RELEASE DATE: 19/03/2015
RUN TIME: 1HR 39MIN
The film follows Private Gary Hook, newly deployed to Belfast during “The Troubles” in Northern Ireland in the 1970s. When a riot breaks out on his very first sortie, and he’s accidentally abandoned by his unit, Hook must navigate a hostile and violent city, unable to tell friend from foe. Further complicating things for Hook, and unknown to him, are the internal divisions between arms of the Irish Nationalists, and the pragmatic ruthlessness of the Loyalist undercover operatives.
This is a violent film, but unlike most action blockbusters, the violence is uncomfortably realistic, and deliberately so. People really did hold riots in the streets, including women and children. Children really did throw Molotov cocktails and steal firearms. And young men really did shot soldiers in the head, without thought or regret, simply because the soldier was British.
The story itself is more complicated than expected, as while Hook hides and tries to make his way to safety, the Nationalists hunting him are also plotting to overthrow their leadership and the Army is hindered in their search by the undercover agents, who would prefer Hook dead because he may have witnessed part of their operation. Keeping track of the various agendas isn’t helped by forgettable players and difficult dialogue.
I wasn’t very impressed with O’Connell in ‘Unbroken’ and he hasn’t managed to change my mind here. I found his portrayal of Hook frustrating and annoying. I can understand that the character was frightened, panicked, and alone, but O’Connell also made him limp and child-like. He spent most of the film with wide eyes and his mouth open in an awed little pout that entirely negated the first few minutes of brutal army training. Is he a soldier or a scared child? That was most likely the point and the film was challenging us to draw those parallels of corrupted childhood, however, I’m sure there would have been less distracting methods of doing it. Surely a Best Director winner could have found a way. Also frustrating are the overly long scenes of dazed disorientation as Hook runs from pursuers or stumbles away from explosions. The same visceral effect could have been achieved with a shorter scene that didn’t result in having to look away from the screen.

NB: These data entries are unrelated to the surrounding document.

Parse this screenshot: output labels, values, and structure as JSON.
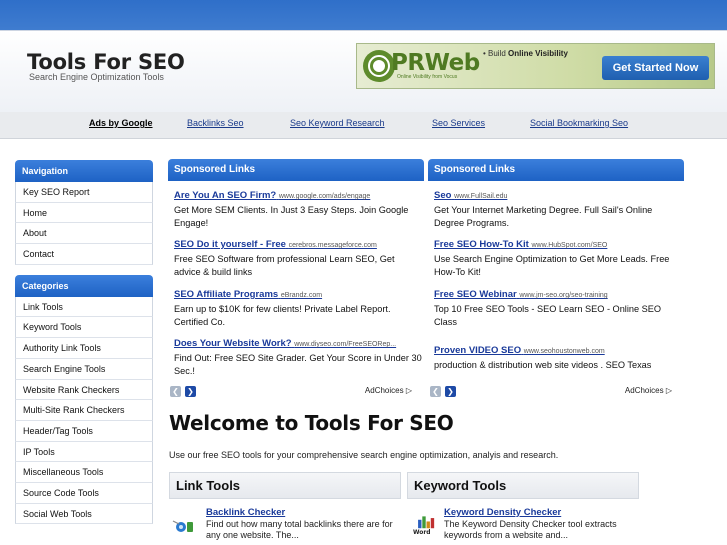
{
  "header": {
    "title": "Tools For SEO",
    "tagline": "Search Engine Optimization Tools"
  },
  "banner": {
    "brand": "PRWeb",
    "sub": "Online Visibility from Vocus",
    "build_prefix": "• Build ",
    "build_strong": "Online Visibility",
    "cta": "Get Started Now",
    "brand_color": "#4f7a22"
  },
  "adlinks": {
    "title": "Ads by Google",
    "links": [
      "Backlinks Seo",
      "Seo Keyword Research",
      "Seo Services",
      "Social Bookmarking Seo"
    ]
  },
  "sidebar": {
    "nav_head": "Navigation",
    "nav_items": [
      "Key SEO Report",
      "Home",
      "About",
      "Contact"
    ],
    "cat_head": "Categories",
    "cat_items": [
      "Link Tools",
      "Keyword Tools",
      "Authority Link Tools",
      "Search Engine Tools",
      "Website Rank Checkers",
      "Multi-Site Rank Checkers",
      "Header/Tag Tools",
      "IP Tools",
      "Miscellaneous Tools",
      "Source Code Tools",
      "Social Web Tools"
    ]
  },
  "sponsored": [
    {
      "head": "Sponsored Links",
      "ads": [
        {
          "title": "Are You An SEO Firm?",
          "url": "www.google.com/ads/engage",
          "desc": "Get More SEM Clients. In Just 3 Easy Steps. Join Google Engage!"
        },
        {
          "title": "SEO Do it yourself - Free",
          "url": "cerebros.messageforce.com",
          "desc": "Free SEO Software from professional Learn SEO, Get advice & build links"
        },
        {
          "title": "SEO Affiliate Programs",
          "url": "eBrandz.com",
          "desc": "Earn up to $10K for few clients! Private Label Report. Certified Co."
        },
        {
          "title": "Does Your Website Work?",
          "url": "www.diyseo.com/FreeSEORep...",
          "desc": "Find Out: Free SEO Site Grader. Get Your Score in Under 30 Sec.!"
        }
      ],
      "adchoices": "AdChoices"
    },
    {
      "head": "Sponsored Links",
      "ads": [
        {
          "title": "Seo",
          "url": "www.FullSail.edu",
          "desc": "Get Your Internet Marketing Degree. Full Sail's Online Degree Programs."
        },
        {
          "title": "Free SEO How-To Kit",
          "url": "www.HubSpot.com/SEO",
          "desc": "Use Search Engine Optimization to Get More Leads. Free How-To Kit!"
        },
        {
          "title": "Free SEO Webinar",
          "url": "www.jm-seo.org/seo-training",
          "desc": "Top 10 Free SEO Tools - SEO Learn SEO - Online SEO Class"
        },
        {
          "title": "Proven VIDEO SEO",
          "url": "www.seohoustonweb.com",
          "desc": "production & distribution web site videos . SEO Texas"
        }
      ],
      "adchoices": "AdChoices"
    }
  ],
  "welcome": {
    "title": "Welcome to Tools For SEO",
    "text": "Use our free SEO tools for your comprehensive search engine optimization, analyis and research."
  },
  "tools": [
    {
      "head": "Link Tools",
      "link": "Backlink Checker",
      "desc": "Find out how many total backlinks there are for any one website. The..."
    },
    {
      "head": "Keyword Tools",
      "link": "Keyword Density Checker",
      "desc": "The Keyword Density Checker tool extracts keywords from a website and..."
    }
  ],
  "colors": {
    "header_blue": "#2f6fc9",
    "box_blue": "#1e62c4",
    "link_blue": "#1a3a9a"
  }
}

This is a violent film, but unlike most action blockbusters, the violence is uncomfortably realistic, and deliberately so.
The real stand out performer is Corey McKinley as Billy, who while only on screen a short time makes a lasting impression as a Loyalist boy, swearing and drinking and holding his own. I wouldn’t be surprised if we start to see a lot more of him. Also worthy of mention is Sean Harris (‘Prometheus’) who plays undercover Captain Browning with a creepy lack of remorse.
It isn’t all bad: the score is great, effectively enhancing tension and danger; performances from the supporting cast are very good, and apart from what’s mentioned above, direction and editing are decent. Pacing is very good with the film maintaining a brutal momentum throughout, and it ignores the standard war-film tropes in favour of a gritty noir feel. ‘71’ is a very educational film; it’s touching and horrifying. There are no good guys or bad guys, with each side equally reprehensible. Unfortunately, the film fails to draw out an emotional attachment to the protagonist, and the ending is rather soft, if realistic. There’s nothing really special about it; it’s just okay.
If you’re interested in an un-Hollywood-ised portrayal of urban warfare and survival, then ‘71’ is worth a look. Otherwise, it’s not a film to see for enjoyment.